Where in the listing does the string "Updater" appear? Copy every line that holds it.

Data section:
-.-.-

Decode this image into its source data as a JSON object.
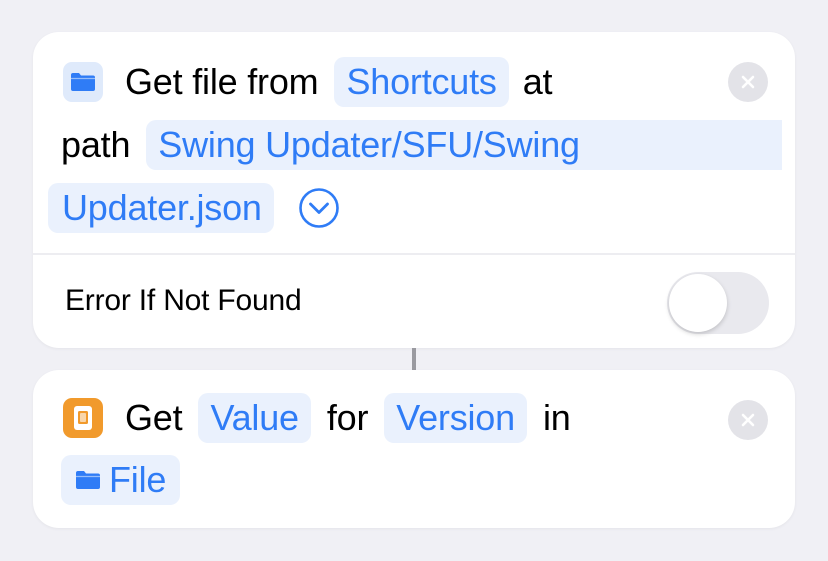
{
  "action1": {
    "verb": "Get file from",
    "location_token": "Shortcuts",
    "at_word": "at",
    "path_word": "path",
    "path_line1": "Swing Updater/SFU/Swing",
    "path_line2": "Updater.json",
    "option_label": "Error If Not Found",
    "option_enabled": false,
    "icon": "folder-icon"
  },
  "action2": {
    "verb": "Get",
    "value_token": "Value",
    "for_word": "for",
    "key_token": "Version",
    "in_word": "in",
    "input_token": "File",
    "icon": "dictionary-icon"
  },
  "colors": {
    "accent": "#2f7cf6",
    "token_bg": "#eaf1fd",
    "data_icon": "#f19a2c"
  }
}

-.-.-

Answer below:
    "path_line1": "Swing Updater/SFU/Swing",
    "path_line2": "Updater.json",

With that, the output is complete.